Why this sake goes so well with meat

One of the fundamental ingredients of Japanese cuisine is ‘awase dashi’ where ‘awase’ means combine and ‘dashi’ means soup stock. Awase dashi is usually made by combining kombu seaweed dashi and fish dashi. Both ingredients have their own distinctive savoury umami, and when combined together to make an awase dashi, the umami becomes fuller and stronger.

Scientifically speaking, the umami-carrying molecules can be divided into two groups. One of them comprises nucleic acids such as inosinic acid and guanylic acid, and the other comprises amino acids such as glutamic acid. When a food contains the two groups of umami, the resulting umami taste is greater than the sum of each group taken individually.

During the fermentation of Meat Lover Only sake, glutamic acid is produced in large quantities. The molecule in turn works in synergy with the meat’s inosinic acid to create the same umami-enhancing combination found in awase dashi.


Generally, sake is made from a special type of sake rice that is polished until only the core of the grain remains.

However, sake made to be paired with meat must be different. In order not to be overpowered by the stronger taste of meat, the sake too must be full-bodied and strong. To achieve this taste, rice generally consumed as food is used, and polishing of the grains is reduced to a minimum in order to preserve the outer shells that have a sharper taste and more nutrients than the core. This kind of rice is also better when used for the natural frementation method known as 'Bodai-moto'.

Bodai-moto, or the natural fermentation method

The Bodai-moto method dates back to the Heian era of Japan (year 794-1185). It consists of simply adding rice to water and leaving the lactic acid bacteria present in the ambient air to start the fermentation process in the water. That water is then used to grow the yeast that will be used for brewing the sake.

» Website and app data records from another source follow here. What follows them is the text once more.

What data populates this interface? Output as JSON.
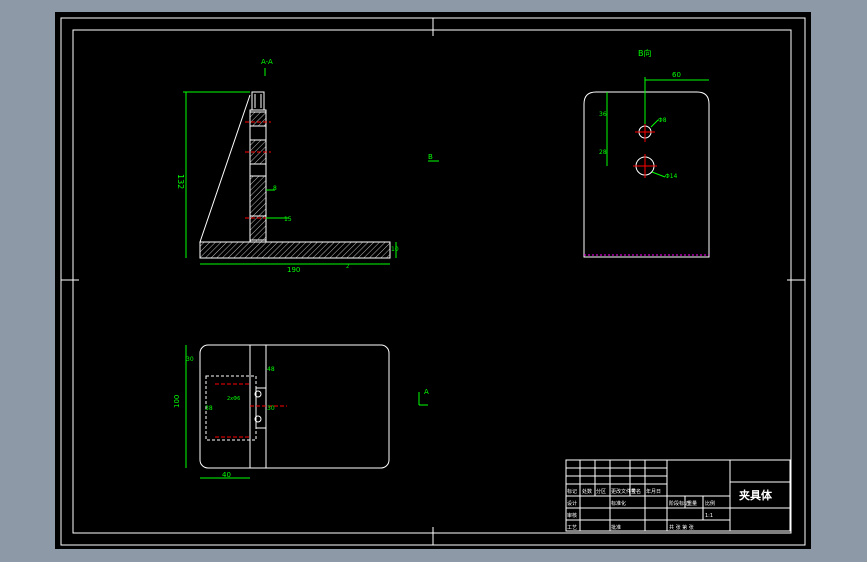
{
  "colors": {
    "viewport_bg": "#8d99a7",
    "sheet_bg": "#000000",
    "line": "#ffffff",
    "dimension": "#00ff00",
    "centerline": "#ff0000",
    "hatch": "#cccccc",
    "magenta": "#ff00ff",
    "title_text": "#ffffff"
  },
  "views": {
    "section_label": "A-A",
    "view_b_label": "B向",
    "marker_b": "B",
    "marker_a": "A"
  },
  "dimensions": {
    "height_total": "132",
    "base_length": "190",
    "rib_thickness": "8",
    "web_thickness": "15",
    "base_thickness": "10",
    "base_extra": "2",
    "b_offset": "60",
    "b_d1": "36",
    "b_d2": "28",
    "b_hole1": "Φ8",
    "b_hole2": "Φ14",
    "top_h1": "30",
    "top_total": "100",
    "top_h2": "38",
    "top_w": "40",
    "top_r": "48",
    "top_slot": "30",
    "top_hole": "2xΦ6"
  },
  "title_block": {
    "title": "夹具体",
    "labels": {
      "stage_mark": "阶段标记",
      "weight": "重量",
      "scale": "比例",
      "scale_value": "1:1",
      "sheet_of": "共  张  第  张",
      "design": "设计",
      "review": "审核",
      "process": "工艺",
      "approve": "批准",
      "mark": "标记",
      "count": "处数",
      "zone": "分区",
      "change_no": "更改文件号",
      "signature": "签名",
      "date": "年月日",
      "standard": "标准化"
    }
  }
}
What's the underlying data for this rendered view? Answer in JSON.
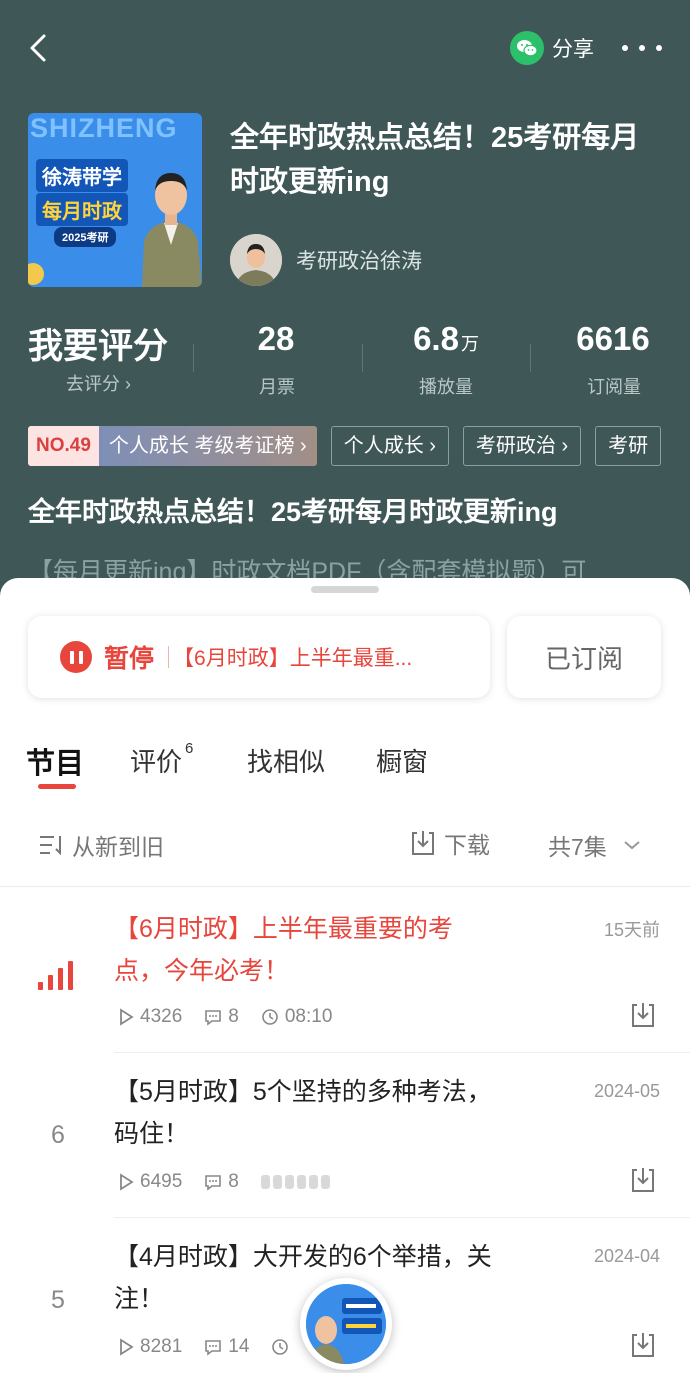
{
  "header": {
    "share_label": "分享"
  },
  "album": {
    "cover_brand": "SHIZHENG",
    "cover_line1": "徐涛带学",
    "cover_line2": "每月时政",
    "cover_line3": "2025考研",
    "title": "全年时政热点总结！25考研每月时政更新ing",
    "author": "考研政治徐涛"
  },
  "stats": {
    "rate_label": "我要评分",
    "rate_sub": "去评分 ›",
    "items": [
      {
        "value": "28",
        "unit": "",
        "label": "月票"
      },
      {
        "value": "6.8",
        "unit": "万",
        "label": "播放量"
      },
      {
        "value": "6616",
        "unit": "",
        "label": "订阅量"
      }
    ]
  },
  "tags": {
    "rank_no": "NO.49",
    "rank_name": "个人成长 考级考证榜 ›",
    "items": [
      "个人成长 ›",
      "考研政治 ›",
      "考研"
    ]
  },
  "description": {
    "title": "全年时政热点总结！25考研每月时政更新ing",
    "text": "【每月更新ing】时政文档PDF（含配套模拟题）可"
  },
  "player_card": {
    "pause_label": "暂停",
    "now_playing": "【6月时政】上半年最重...",
    "subscribed_label": "已订阅"
  },
  "tabs": [
    {
      "label": "节目",
      "badge": ""
    },
    {
      "label": "评价",
      "badge": "6"
    },
    {
      "label": "找相似",
      "badge": ""
    },
    {
      "label": "橱窗",
      "badge": ""
    }
  ],
  "toolbar": {
    "sort_label": "从新到旧",
    "download_label": "下载",
    "count_label": "共7集"
  },
  "episodes": [
    {
      "index": "",
      "title": "【6月时政】上半年最重要的考点，今年必考！",
      "date": "15天前",
      "plays": "4326",
      "comments": "8",
      "duration": "08:10",
      "playing": true
    },
    {
      "index": "6",
      "title": "【5月时政】5个坚持的多种考法，码住！",
      "date": "2024-05",
      "plays": "6495",
      "comments": "8",
      "duration": "",
      "playing": false
    },
    {
      "index": "5",
      "title": "【4月时政】大开发的6个举措，关注！",
      "date": "2024-04",
      "plays": "8281",
      "comments": "14",
      "duration": "",
      "playing": false
    }
  ],
  "colors": {
    "header_bg": "#3f5757",
    "accent": "#e8453c",
    "wechat": "#2dc06b"
  }
}
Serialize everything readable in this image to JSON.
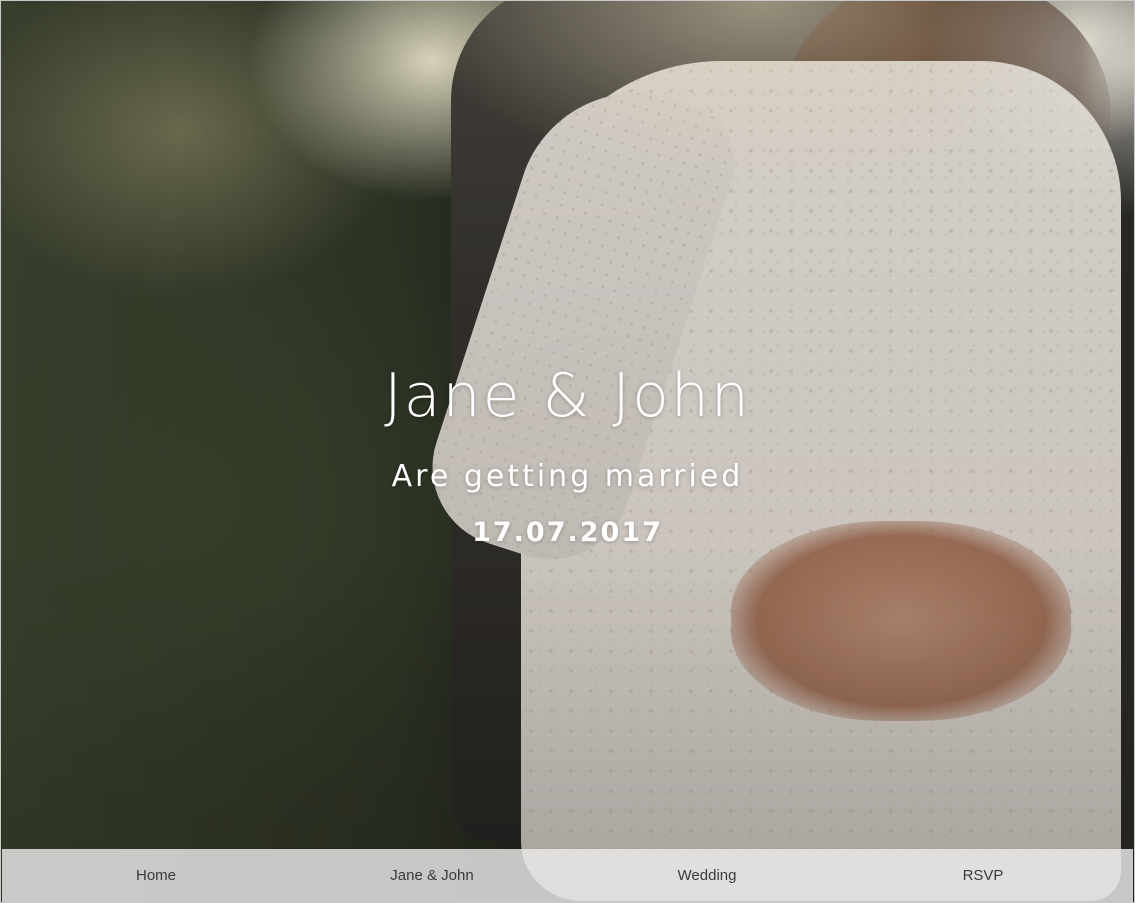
{
  "hero": {
    "names": "Jane & John",
    "tagline": "Are getting married",
    "date": "17.07.2017",
    "background_photo": "couple-embrace-photo"
  },
  "nav": {
    "items": [
      {
        "label": "Home"
      },
      {
        "label": "Jane & John"
      },
      {
        "label": "Wedding"
      },
      {
        "label": "RSVP"
      }
    ]
  },
  "colors": {
    "heading_text": "#ffffff",
    "nav_background": "#ebebeb",
    "nav_text": "#3a3a3a"
  }
}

Meat Lovers Only is made by using this natural yeast.

The environmental control necessary to promote the natural growth of the right bacteria necessary for sake brewing is very challenging, but the result is a sake with a much stronger flavour.


The water used for Meat Lovers Only is drawn from underground sources of Mount Hotaka, known as one of the '100 famous Japanese mountains'.